Peter Jacsó, a prominent academic in information and library science, has published several rather critical articles about Google Scholar (e.g. Jacsó, 2006a and 2006b). When confronted with titles such as “Dubious hit counts and cuckoo’s eggs” and “Deflated, inflated and phantom citation counts”, Deans, academic administrators and tenure/promotion committees could be excused for assuming Google Scholar provides unreliable data.
However, the bulk of Jacsó’s critique is levelled at Google Scholar’s inconsistent number of results for keyword searches, which are not at all relevant for the author and journal impact searches that most academics use Publish or Perish for. For these types of searches, the following caveats are important.
- Citation metrics are robust and insensitive to occasional errors: most of the metrics used in Publish or Perish are fairly robust and insensitive to occasional errors as they will not generally change the h-index or g-index and will only have a minor impact on the number of citations per paper. There is no doubt that Google Scholar’s automatic parsing occasionally provides us with nonsensical results. However, these errors do not appear to be as frequent or as important as implied by Jacsó’s articles. They also do not generally impact the results of author or journal queries much, if at all.
- Google Scholar parsing has improved significantly: Google Scholar has also significantly improved its parsing since the errors were pointed out to them. However, many academics are still referring to Jacsó’s 2006 articles as convincing arguments against any use of Google Scholar. I would argue this is inappropriate. As academics, we are only all too well aware that all of our research results include a certain error margin. We cannot expect citation data to be any different.
- Google Scholar errors are random rather than systematic: what is most important is that errors are random rather than systematic. I have no reason to believe that the Google Scholar errors identified in Jacsó’s articles are anything else than random. Hence they will not normally advantage or disadvantage individual academics or journals.

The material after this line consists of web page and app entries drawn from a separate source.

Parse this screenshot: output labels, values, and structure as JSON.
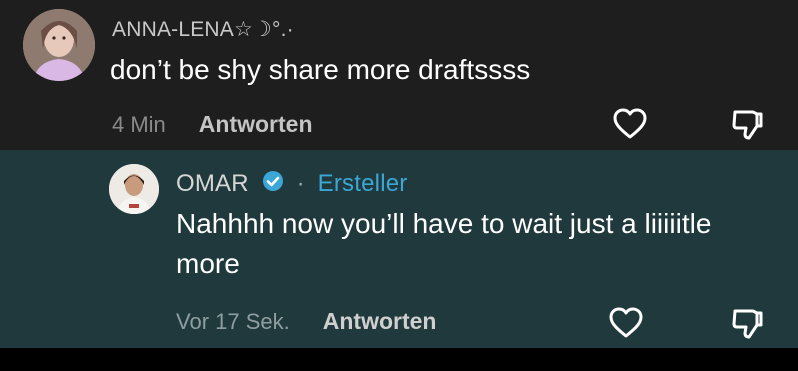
{
  "comments": [
    {
      "username": "ANNA-LENA☆☽°.·",
      "text": "don’t be shy share more draftssss",
      "time": "4 Min",
      "reply_label": "Antworten",
      "avatar": "woman-portrait-avatar"
    },
    {
      "username": "OMAR",
      "verified_icon": "verified-check-icon",
      "separator": "·",
      "role_badge": "Ersteller",
      "text": "Nahhhh now you’ll have to wait just a liiiiitle more",
      "time": "Vor 17 Sek.",
      "reply_label": "Antworten",
      "avatar": "man-portrait-avatar"
    }
  ],
  "icons": {
    "like": "heart-outline-icon",
    "dislike": "thumbs-down-outline-icon"
  },
  "colors": {
    "background": "#1e1e1e",
    "highlight_row": "#20393c",
    "creator_label": "#3aa7d6",
    "verified": "#3aa7d6"
  }
}
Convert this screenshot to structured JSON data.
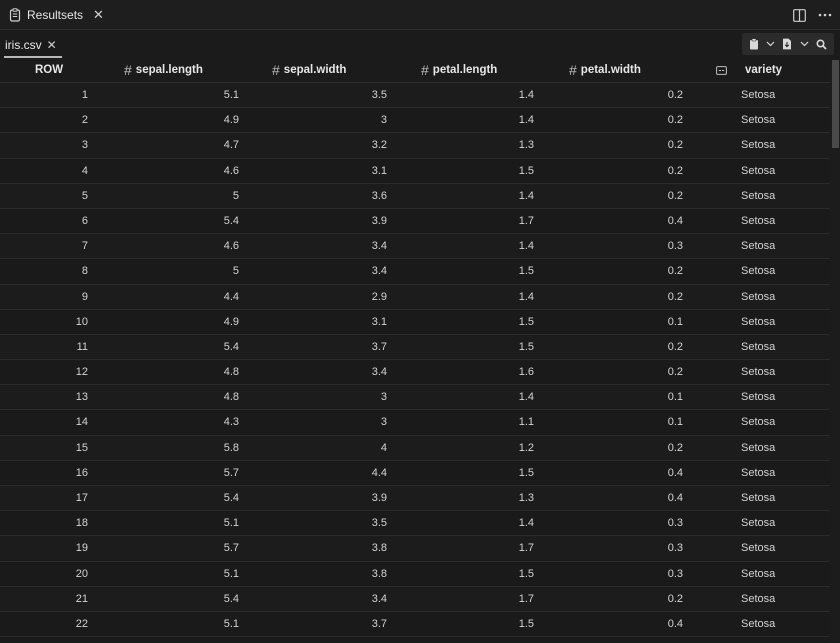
{
  "window": {
    "title": "Resultsets",
    "title_icon": "clipboard-icon",
    "actions": [
      "split-editor-icon",
      "more-icon"
    ]
  },
  "file_tab": {
    "label": "iris.csv"
  },
  "toolbar": {
    "items": [
      "clipboard-icon",
      "chevron-down-icon",
      "export-file-icon",
      "chevron-down-icon",
      "search-icon"
    ]
  },
  "table": {
    "columns": [
      {
        "key": "row",
        "label": "ROW",
        "type": "none"
      },
      {
        "key": "sepal_length",
        "label": "sepal.length",
        "type": "number"
      },
      {
        "key": "sepal_width",
        "label": "sepal.width",
        "type": "number"
      },
      {
        "key": "petal_length",
        "label": "petal.length",
        "type": "number"
      },
      {
        "key": "petal_width",
        "label": "petal.width",
        "type": "number"
      },
      {
        "key": "variety",
        "label": "variety",
        "type": "text"
      }
    ],
    "rows": [
      [
        "1",
        "5.1",
        "3.5",
        "1.4",
        "0.2",
        "Setosa"
      ],
      [
        "2",
        "4.9",
        "3",
        "1.4",
        "0.2",
        "Setosa"
      ],
      [
        "3",
        "4.7",
        "3.2",
        "1.3",
        "0.2",
        "Setosa"
      ],
      [
        "4",
        "4.6",
        "3.1",
        "1.5",
        "0.2",
        "Setosa"
      ],
      [
        "5",
        "5",
        "3.6",
        "1.4",
        "0.2",
        "Setosa"
      ],
      [
        "6",
        "5.4",
        "3.9",
        "1.7",
        "0.4",
        "Setosa"
      ],
      [
        "7",
        "4.6",
        "3.4",
        "1.4",
        "0.3",
        "Setosa"
      ],
      [
        "8",
        "5",
        "3.4",
        "1.5",
        "0.2",
        "Setosa"
      ],
      [
        "9",
        "4.4",
        "2.9",
        "1.4",
        "0.2",
        "Setosa"
      ],
      [
        "10",
        "4.9",
        "3.1",
        "1.5",
        "0.1",
        "Setosa"
      ],
      [
        "11",
        "5.4",
        "3.7",
        "1.5",
        "0.2",
        "Setosa"
      ],
      [
        "12",
        "4.8",
        "3.4",
        "1.6",
        "0.2",
        "Setosa"
      ],
      [
        "13",
        "4.8",
        "3",
        "1.4",
        "0.1",
        "Setosa"
      ],
      [
        "14",
        "4.3",
        "3",
        "1.1",
        "0.1",
        "Setosa"
      ],
      [
        "15",
        "5.8",
        "4",
        "1.2",
        "0.2",
        "Setosa"
      ],
      [
        "16",
        "5.7",
        "4.4",
        "1.5",
        "0.4",
        "Setosa"
      ],
      [
        "17",
        "5.4",
        "3.9",
        "1.3",
        "0.4",
        "Setosa"
      ],
      [
        "18",
        "5.1",
        "3.5",
        "1.4",
        "0.3",
        "Setosa"
      ],
      [
        "19",
        "5.7",
        "3.8",
        "1.7",
        "0.3",
        "Setosa"
      ],
      [
        "20",
        "5.1",
        "3.8",
        "1.5",
        "0.3",
        "Setosa"
      ],
      [
        "21",
        "5.4",
        "3.4",
        "1.7",
        "0.2",
        "Setosa"
      ],
      [
        "22",
        "5.1",
        "3.7",
        "1.5",
        "0.4",
        "Setosa"
      ]
    ]
  }
}
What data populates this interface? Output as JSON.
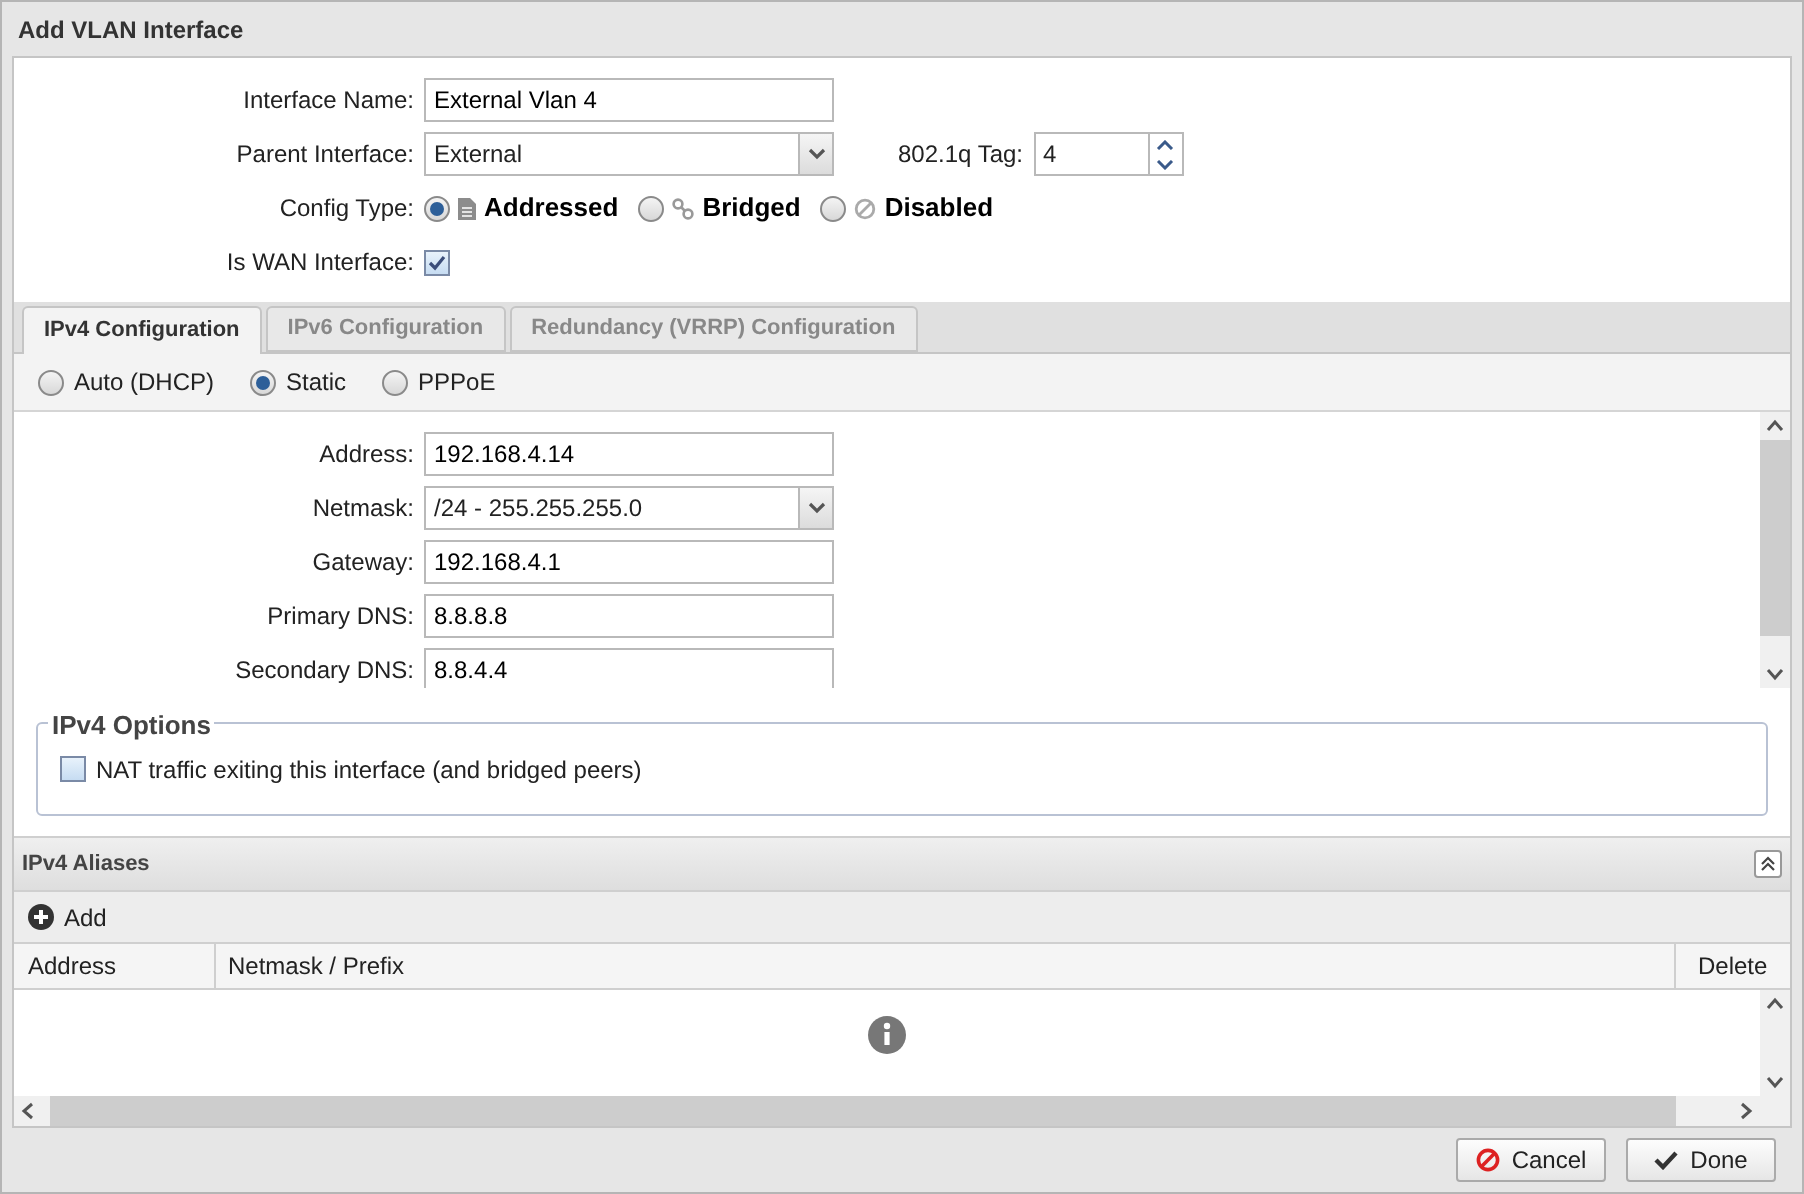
{
  "window": {
    "title": "Add VLAN Interface"
  },
  "form": {
    "interface_name": {
      "label": "Interface Name:",
      "value": "External Vlan 4"
    },
    "parent_interface": {
      "label": "Parent Interface:",
      "value": "External"
    },
    "vlan_tag": {
      "label": "802.1q Tag:",
      "value": "4"
    },
    "config_type": {
      "label": "Config Type:",
      "options": [
        {
          "label": "Addressed",
          "kind": "document",
          "selected": true
        },
        {
          "label": "Bridged",
          "kind": "link",
          "selected": false
        },
        {
          "label": "Disabled",
          "kind": "blocked",
          "selected": false
        }
      ]
    },
    "is_wan": {
      "label": "Is WAN Interface:",
      "checked": true
    }
  },
  "tabs": [
    {
      "label": "IPv4 Configuration",
      "selected": true
    },
    {
      "label": "IPv6 Configuration",
      "selected": false
    },
    {
      "label": "Redundancy (VRRP) Configuration",
      "selected": false
    }
  ],
  "ipv4_modes": [
    {
      "label": "Auto (DHCP)",
      "selected": false
    },
    {
      "label": "Static",
      "selected": true
    },
    {
      "label": "PPPoE",
      "selected": false
    }
  ],
  "ipv4_fields": [
    {
      "label": "Address:",
      "value": "192.168.4.14",
      "kind": "text"
    },
    {
      "label": "Netmask:",
      "value": "/24 - 255.255.255.0",
      "kind": "select"
    },
    {
      "label": "Gateway:",
      "value": "192.168.4.1",
      "kind": "text"
    },
    {
      "label": "Primary DNS:",
      "value": "8.8.8.8",
      "kind": "text"
    },
    {
      "label": "Secondary DNS:",
      "value": "8.8.4.4",
      "kind": "text"
    }
  ],
  "ipv4_options": {
    "title": "IPv4 Options",
    "nat": {
      "label": "NAT traffic exiting this interface (and bridged peers)",
      "checked": false
    }
  },
  "aliases": {
    "title": "IPv4 Aliases",
    "add_label": "Add",
    "columns": [
      "Address",
      "Netmask / Prefix",
      "Delete"
    ]
  },
  "buttons": [
    {
      "label": "Cancel",
      "kind": "cancel"
    },
    {
      "label": "Done",
      "kind": "done"
    }
  ]
}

- ISI and Scopus have systematic errors of coverage: in contrast, commercial databases such as ISI and Scopus have systematic errors as they do not include many journals in the social sciences and humanities, nor have good coverage of conferences proceedings, books or book chapters. Therefore, although it is always a good idea to use multiple data sources, rejecting Google Scholar out of hand because of presumed parsing errors is not rational. Nor is presuming ISI is error-free simply because it charges high subscription fees.
As I have argued in the past, Google Scholar and Publish or Perish have democratised citation analysis. Rather than leaving it in the hands of those with access to commercial databases with high subscription fees, anyone with a computer and internet access can now run their own analyses. If you’d like to know more about this, have a look at this presentation.
This blog post originally appeared on the author’s personal website and is republished here with permission. Copyright © 2017 Anne-Wil Harzing.
Note: This article gives the views of the author, and not the position of the LSE Impact Blog, nor of the London School of Economics. Please review our comments policy if you have any concerns on posting a comment below.